**** Records for the exercise
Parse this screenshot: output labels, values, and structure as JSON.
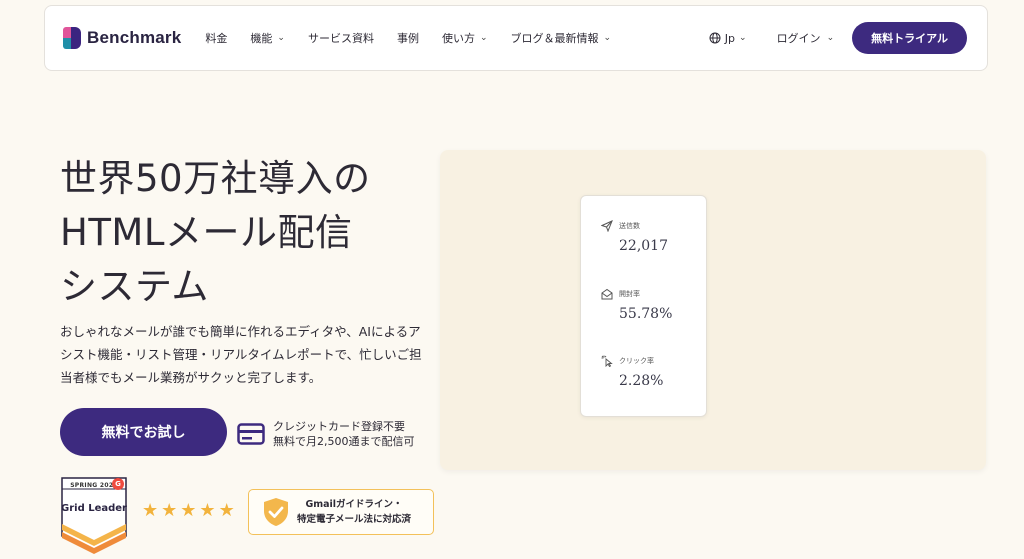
{
  "nav": {
    "logo_text": "Benchmark",
    "items": [
      {
        "label": "料金",
        "dropdown": false
      },
      {
        "label": "機能",
        "dropdown": true
      },
      {
        "label": "サービス資料",
        "dropdown": false
      },
      {
        "label": "事例",
        "dropdown": false
      },
      {
        "label": "使い方",
        "dropdown": true
      },
      {
        "label": "ブログ＆最新情報",
        "dropdown": true
      }
    ],
    "lang": "Jp",
    "login": "ログイン",
    "trial": "無料トライアル"
  },
  "hero": {
    "title_line1": "世界50万社導入の",
    "title_line2": "HTMLメール配信",
    "title_line3": "システム",
    "desc": "おしゃれなメールが誰でも簡単に作れるエディタや、AIによるアシスト機能・リスト管理・リアルタイムレポートで、忙しいご担当者様でもメール業務がサクッと完了します。",
    "cta": "無料でお試し",
    "card_note_line1": "クレジットカード登録不要",
    "card_note_line2": "無料で月2,500通まで配信可"
  },
  "badges": {
    "g2_season": "SPRING 2025",
    "g2_logo": "G",
    "g2_label": "Grid Leader",
    "stars": 5,
    "gmail_line1": "Gmailガイドライン・",
    "gmail_line2": "特定電子メール法に対応済"
  },
  "stats": [
    {
      "label": "送信数",
      "value": "22,017",
      "icon": "send-icon"
    },
    {
      "label": "開封率",
      "value": "55.78%",
      "icon": "envelope-open-icon"
    },
    {
      "label": "クリック率",
      "value": "2.28%",
      "icon": "click-icon"
    }
  ],
  "colors": {
    "brand": "#3d2a7f",
    "background": "#fcf9f2",
    "panel": "#f8f1e2",
    "star": "#f2b33d",
    "badge_border": "#f3c15a"
  }
}
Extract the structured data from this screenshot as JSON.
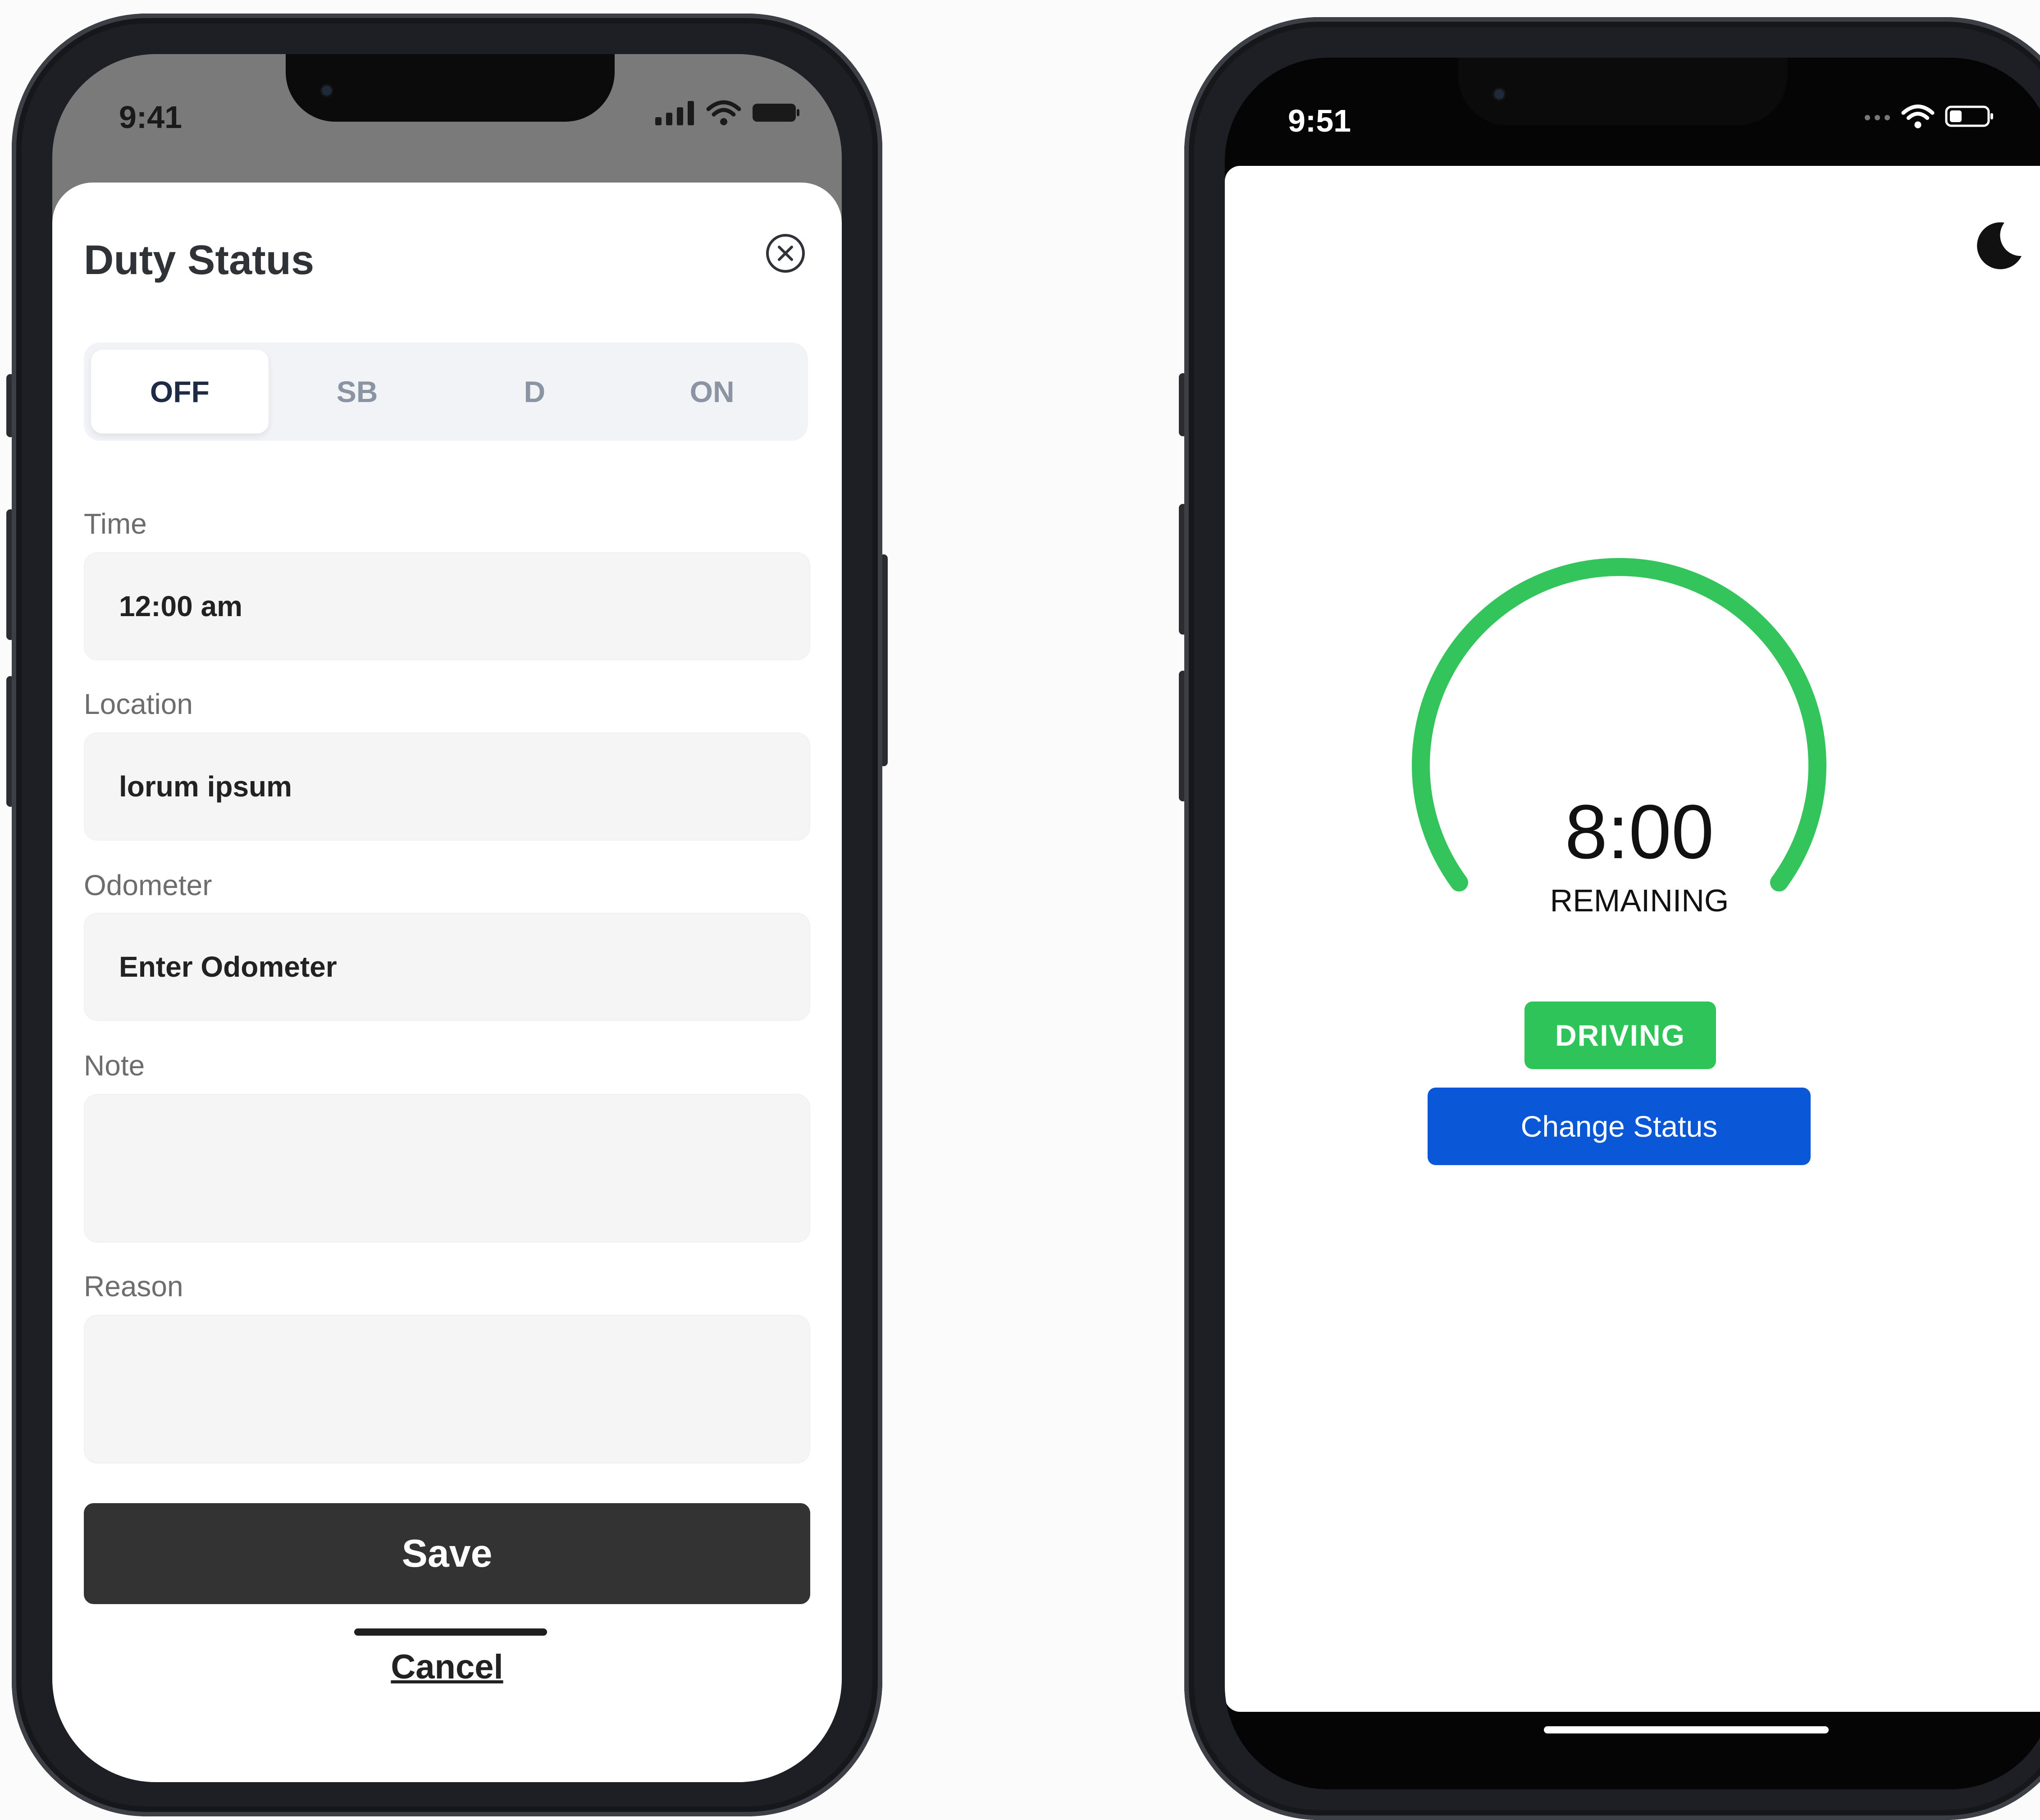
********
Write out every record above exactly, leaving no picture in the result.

Your solution –
Parse this screenshot: output labels, values, and structure as JSON.
{
  "nav": {
    "logo_text": "Benchmark",
    "items": [
      {
        "label": "料金",
        "dropdown": false
      },
      {
        "label": "機能",
        "dropdown": true
      },
      {
        "label": "サービス資料",
        "dropdown": false
      },
      {
        "label": "事例",
        "dropdown": false
      },
      {
        "label": "使い方",
        "dropdown": true
      },
      {
        "label": "ブログ＆最新情報",
        "dropdown": true
      }
    ],
    "lang": "Jp",
    "login": "ログイン",
    "trial": "無料トライアル"
  },
  "hero": {
    "title_line1": "世界50万社導入の",
    "title_line2": "HTMLメール配信",
    "title_line3": "システム",
    "desc": "おしゃれなメールが誰でも簡単に作れるエディタや、AIによるアシスト機能・リスト管理・リアルタイムレポートで、忙しいご担当者様でもメール業務がサクッと完了します。",
    "cta": "無料でお試し",
    "card_note_line1": "クレジットカード登録不要",
    "card_note_line2": "無料で月2,500通まで配信可"
  },
  "badges": {
    "g2_season": "SPRING 2025",
    "g2_logo": "G",
    "g2_label": "Grid Leader",
    "stars": 5,
    "gmail_line1": "Gmailガイドライン・",
    "gmail_line2": "特定電子メール法に対応済"
  },
  "stats": [
    {
      "label": "送信数",
      "value": "22,017",
      "icon": "send-icon"
    },
    {
      "label": "開封率",
      "value": "55.78%",
      "icon": "envelope-open-icon"
    },
    {
      "label": "クリック率",
      "value": "2.28%",
      "icon": "click-icon"
    }
  ],
  "colors": {
    "brand": "#3d2a7f",
    "background": "#fcf9f2",
    "panel": "#f8f1e2",
    "star": "#f2b33d",
    "badge_border": "#f3c15a"
  }
}
Extract the structured data from this screenshot as JSON.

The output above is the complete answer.